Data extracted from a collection
[Start of section]
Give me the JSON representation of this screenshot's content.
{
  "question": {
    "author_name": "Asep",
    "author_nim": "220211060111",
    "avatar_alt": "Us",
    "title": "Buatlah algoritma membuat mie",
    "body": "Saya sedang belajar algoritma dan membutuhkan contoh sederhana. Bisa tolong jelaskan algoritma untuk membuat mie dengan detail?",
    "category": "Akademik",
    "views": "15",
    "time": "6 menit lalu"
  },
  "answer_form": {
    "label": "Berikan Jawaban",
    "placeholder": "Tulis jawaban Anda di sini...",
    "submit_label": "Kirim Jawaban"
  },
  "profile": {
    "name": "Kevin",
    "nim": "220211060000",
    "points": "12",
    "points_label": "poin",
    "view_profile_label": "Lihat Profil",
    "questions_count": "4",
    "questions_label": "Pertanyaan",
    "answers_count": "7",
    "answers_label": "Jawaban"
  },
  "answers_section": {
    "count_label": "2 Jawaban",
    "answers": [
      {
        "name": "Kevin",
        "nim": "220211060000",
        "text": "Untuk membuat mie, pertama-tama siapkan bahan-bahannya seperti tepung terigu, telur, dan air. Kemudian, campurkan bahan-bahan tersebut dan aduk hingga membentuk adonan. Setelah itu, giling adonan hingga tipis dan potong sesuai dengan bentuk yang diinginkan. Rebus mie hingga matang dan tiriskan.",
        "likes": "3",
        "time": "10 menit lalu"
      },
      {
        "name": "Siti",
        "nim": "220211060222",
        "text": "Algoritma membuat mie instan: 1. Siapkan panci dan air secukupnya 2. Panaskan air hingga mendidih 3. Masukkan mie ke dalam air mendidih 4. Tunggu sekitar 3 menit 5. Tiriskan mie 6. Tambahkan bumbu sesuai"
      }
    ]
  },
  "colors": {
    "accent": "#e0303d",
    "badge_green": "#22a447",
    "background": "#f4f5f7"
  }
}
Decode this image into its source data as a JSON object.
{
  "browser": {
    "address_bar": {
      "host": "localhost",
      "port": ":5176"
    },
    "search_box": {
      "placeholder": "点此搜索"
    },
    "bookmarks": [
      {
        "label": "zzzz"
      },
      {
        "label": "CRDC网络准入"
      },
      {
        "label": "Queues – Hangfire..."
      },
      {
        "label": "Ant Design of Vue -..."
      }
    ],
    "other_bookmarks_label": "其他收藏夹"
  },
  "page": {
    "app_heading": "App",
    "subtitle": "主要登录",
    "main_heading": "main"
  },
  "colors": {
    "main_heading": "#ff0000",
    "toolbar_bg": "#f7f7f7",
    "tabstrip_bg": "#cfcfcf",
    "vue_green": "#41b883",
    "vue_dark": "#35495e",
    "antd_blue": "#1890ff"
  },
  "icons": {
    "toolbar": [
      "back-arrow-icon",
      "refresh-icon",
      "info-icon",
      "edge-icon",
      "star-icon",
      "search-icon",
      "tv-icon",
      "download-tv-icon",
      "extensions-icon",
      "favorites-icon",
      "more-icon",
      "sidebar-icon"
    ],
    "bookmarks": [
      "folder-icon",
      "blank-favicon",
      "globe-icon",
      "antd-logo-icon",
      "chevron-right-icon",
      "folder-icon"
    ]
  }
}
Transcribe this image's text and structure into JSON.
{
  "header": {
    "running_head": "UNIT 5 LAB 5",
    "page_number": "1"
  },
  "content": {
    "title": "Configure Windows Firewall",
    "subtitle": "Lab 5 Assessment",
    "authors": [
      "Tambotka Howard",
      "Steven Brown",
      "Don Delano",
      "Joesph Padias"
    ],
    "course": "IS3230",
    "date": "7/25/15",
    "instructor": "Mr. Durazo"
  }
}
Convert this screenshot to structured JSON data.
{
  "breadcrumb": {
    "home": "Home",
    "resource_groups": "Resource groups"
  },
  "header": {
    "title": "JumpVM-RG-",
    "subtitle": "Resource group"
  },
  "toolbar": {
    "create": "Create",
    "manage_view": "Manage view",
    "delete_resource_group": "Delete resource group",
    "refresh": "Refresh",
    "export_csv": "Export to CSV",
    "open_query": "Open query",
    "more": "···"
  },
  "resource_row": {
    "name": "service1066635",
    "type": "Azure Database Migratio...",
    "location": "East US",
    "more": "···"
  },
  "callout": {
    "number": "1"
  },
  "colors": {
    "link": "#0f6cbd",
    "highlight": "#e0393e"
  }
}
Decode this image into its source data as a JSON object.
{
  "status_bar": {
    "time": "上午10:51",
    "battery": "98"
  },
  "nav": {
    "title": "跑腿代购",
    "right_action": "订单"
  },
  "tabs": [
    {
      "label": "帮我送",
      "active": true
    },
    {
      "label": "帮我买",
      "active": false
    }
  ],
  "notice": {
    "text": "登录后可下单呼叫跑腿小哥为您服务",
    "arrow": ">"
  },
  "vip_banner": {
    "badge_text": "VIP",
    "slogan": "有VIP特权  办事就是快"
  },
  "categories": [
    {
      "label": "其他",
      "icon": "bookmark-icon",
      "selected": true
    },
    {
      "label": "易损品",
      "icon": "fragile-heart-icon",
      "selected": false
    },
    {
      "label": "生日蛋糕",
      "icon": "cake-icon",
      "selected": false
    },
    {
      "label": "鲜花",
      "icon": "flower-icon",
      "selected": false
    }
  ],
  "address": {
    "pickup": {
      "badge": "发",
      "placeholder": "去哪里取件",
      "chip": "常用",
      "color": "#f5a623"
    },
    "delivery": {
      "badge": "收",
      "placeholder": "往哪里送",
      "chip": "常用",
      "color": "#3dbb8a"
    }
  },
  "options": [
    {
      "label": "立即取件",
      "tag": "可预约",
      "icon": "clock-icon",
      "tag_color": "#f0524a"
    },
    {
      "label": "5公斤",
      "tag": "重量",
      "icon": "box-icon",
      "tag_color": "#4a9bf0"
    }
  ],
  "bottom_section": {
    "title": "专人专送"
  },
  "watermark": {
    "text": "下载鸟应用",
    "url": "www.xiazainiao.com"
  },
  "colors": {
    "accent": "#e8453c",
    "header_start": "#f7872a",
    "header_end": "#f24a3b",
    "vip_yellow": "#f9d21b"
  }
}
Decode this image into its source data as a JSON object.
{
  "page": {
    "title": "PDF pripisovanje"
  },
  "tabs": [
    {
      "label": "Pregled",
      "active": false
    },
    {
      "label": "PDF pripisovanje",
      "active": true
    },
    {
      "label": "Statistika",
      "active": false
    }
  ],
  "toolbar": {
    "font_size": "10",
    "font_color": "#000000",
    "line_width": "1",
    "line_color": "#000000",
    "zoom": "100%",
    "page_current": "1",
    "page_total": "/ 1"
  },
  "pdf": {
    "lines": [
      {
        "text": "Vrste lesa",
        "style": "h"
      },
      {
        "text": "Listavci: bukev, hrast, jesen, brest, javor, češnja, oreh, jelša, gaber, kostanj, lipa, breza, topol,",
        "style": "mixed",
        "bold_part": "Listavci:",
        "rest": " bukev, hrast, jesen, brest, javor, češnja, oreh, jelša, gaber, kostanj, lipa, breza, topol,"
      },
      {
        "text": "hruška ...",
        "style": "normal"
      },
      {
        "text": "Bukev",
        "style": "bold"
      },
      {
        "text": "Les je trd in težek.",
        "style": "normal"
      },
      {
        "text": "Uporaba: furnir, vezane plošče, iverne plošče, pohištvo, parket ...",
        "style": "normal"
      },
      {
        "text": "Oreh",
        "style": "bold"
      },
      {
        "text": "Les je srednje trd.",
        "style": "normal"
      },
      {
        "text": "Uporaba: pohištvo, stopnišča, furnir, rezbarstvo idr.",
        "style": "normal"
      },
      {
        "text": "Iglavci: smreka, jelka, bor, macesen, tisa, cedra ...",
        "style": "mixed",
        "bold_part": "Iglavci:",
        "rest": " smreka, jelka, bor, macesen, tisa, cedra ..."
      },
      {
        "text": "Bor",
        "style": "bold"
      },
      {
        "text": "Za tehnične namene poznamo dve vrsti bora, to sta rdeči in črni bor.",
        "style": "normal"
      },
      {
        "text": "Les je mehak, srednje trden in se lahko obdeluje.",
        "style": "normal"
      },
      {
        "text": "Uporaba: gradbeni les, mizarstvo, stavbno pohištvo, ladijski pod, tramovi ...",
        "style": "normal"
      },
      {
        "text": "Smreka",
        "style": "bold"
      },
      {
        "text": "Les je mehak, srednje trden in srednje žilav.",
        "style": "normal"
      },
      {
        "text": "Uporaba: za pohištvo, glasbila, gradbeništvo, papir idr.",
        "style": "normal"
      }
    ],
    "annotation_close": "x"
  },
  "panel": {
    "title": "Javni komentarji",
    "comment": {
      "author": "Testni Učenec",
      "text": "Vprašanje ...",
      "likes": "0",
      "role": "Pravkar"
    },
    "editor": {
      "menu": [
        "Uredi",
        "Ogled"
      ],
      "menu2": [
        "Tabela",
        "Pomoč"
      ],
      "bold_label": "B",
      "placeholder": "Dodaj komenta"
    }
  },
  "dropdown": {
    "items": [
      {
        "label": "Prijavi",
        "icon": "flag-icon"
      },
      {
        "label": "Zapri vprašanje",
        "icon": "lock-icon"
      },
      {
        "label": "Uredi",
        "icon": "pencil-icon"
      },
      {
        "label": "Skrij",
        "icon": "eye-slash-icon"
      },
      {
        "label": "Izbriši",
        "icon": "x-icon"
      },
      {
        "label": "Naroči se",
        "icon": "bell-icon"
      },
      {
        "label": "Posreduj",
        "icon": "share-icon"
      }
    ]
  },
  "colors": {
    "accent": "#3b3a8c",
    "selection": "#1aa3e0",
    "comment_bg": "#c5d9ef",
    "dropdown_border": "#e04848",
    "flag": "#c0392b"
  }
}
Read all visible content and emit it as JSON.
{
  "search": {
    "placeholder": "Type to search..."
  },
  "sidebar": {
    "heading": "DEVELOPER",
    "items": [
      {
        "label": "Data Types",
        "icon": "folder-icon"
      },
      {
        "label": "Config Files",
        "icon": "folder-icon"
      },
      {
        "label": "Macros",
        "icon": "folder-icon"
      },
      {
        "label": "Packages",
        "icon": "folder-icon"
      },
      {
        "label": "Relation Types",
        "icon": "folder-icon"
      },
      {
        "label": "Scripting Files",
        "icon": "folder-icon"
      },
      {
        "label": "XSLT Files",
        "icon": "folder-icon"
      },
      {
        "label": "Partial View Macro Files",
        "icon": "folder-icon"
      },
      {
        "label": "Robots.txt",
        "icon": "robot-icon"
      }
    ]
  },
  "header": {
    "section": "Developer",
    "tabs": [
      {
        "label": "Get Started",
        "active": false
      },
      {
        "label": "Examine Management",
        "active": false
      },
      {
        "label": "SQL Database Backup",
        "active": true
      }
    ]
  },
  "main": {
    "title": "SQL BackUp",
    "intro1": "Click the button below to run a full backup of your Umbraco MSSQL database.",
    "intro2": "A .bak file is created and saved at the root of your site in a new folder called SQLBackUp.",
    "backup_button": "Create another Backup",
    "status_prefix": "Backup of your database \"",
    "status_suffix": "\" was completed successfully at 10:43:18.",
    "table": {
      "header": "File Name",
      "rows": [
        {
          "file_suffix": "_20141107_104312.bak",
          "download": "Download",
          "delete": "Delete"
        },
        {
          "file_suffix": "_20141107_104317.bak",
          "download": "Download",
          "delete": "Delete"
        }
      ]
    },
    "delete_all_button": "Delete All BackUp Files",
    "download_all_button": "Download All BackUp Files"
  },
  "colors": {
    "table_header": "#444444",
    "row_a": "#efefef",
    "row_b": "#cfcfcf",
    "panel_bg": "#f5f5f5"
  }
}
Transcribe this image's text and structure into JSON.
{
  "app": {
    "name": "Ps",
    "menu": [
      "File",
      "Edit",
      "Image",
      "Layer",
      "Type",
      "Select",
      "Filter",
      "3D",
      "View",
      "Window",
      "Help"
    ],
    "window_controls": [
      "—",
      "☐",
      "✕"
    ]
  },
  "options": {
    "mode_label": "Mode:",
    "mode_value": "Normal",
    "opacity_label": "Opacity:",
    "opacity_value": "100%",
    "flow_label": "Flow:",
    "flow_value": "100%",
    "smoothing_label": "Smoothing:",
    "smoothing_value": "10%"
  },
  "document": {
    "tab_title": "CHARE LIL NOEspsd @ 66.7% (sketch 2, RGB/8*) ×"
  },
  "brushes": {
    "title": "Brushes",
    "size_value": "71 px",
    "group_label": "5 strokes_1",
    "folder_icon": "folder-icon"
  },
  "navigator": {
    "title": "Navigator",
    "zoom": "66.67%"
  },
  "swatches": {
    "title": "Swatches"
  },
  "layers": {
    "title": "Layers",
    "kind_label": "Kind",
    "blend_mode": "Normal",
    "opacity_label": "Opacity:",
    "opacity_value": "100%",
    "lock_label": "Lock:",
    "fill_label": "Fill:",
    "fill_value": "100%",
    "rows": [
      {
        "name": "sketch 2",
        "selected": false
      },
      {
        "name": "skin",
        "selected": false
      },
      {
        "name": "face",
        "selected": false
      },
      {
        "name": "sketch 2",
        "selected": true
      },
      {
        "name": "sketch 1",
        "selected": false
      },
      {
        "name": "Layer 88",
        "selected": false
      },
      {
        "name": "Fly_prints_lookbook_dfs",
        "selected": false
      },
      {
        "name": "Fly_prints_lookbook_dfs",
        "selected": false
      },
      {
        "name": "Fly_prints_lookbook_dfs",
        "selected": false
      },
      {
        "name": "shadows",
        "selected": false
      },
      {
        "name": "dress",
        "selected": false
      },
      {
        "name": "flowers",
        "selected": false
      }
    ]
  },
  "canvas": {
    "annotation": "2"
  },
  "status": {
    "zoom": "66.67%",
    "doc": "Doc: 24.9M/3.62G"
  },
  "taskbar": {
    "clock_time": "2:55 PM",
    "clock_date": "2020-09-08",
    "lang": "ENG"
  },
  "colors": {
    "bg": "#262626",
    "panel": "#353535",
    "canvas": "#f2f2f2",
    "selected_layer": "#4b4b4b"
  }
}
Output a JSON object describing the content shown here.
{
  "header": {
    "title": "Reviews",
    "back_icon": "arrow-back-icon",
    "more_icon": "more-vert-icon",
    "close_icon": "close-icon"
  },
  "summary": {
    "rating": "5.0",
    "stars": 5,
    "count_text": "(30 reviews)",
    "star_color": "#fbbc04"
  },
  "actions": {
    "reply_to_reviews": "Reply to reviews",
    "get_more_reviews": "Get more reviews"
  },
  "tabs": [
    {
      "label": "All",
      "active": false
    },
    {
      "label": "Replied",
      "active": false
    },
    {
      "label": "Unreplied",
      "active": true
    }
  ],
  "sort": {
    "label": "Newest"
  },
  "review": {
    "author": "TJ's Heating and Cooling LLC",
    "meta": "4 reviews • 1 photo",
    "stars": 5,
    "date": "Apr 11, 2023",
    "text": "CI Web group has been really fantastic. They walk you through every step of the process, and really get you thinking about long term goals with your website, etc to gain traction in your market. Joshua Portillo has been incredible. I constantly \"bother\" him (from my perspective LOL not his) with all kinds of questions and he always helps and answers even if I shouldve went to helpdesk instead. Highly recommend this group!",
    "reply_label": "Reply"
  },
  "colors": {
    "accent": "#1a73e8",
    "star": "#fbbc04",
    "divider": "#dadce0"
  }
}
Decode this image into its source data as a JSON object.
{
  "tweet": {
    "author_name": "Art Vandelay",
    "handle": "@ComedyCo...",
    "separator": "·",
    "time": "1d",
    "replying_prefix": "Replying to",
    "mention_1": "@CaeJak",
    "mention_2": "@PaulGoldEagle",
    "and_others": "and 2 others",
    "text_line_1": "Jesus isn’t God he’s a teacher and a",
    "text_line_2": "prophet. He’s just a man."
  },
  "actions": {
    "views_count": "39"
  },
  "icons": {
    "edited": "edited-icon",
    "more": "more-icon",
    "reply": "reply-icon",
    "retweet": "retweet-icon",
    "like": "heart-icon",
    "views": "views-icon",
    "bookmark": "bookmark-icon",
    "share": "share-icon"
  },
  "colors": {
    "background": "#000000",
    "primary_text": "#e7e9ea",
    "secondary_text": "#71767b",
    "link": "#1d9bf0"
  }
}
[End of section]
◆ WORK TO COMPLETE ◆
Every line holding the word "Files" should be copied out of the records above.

◆ EXERCISE SOLUTION ◆
        "label": "Config Files",
        "label": "Scripting Files",
        "label": "XSLT Files",
        "label": "Partial View Macro Files",
    "delete_all_button": "Delete All BackUp Files",
    "download_all_button": "Download All BackUp Files"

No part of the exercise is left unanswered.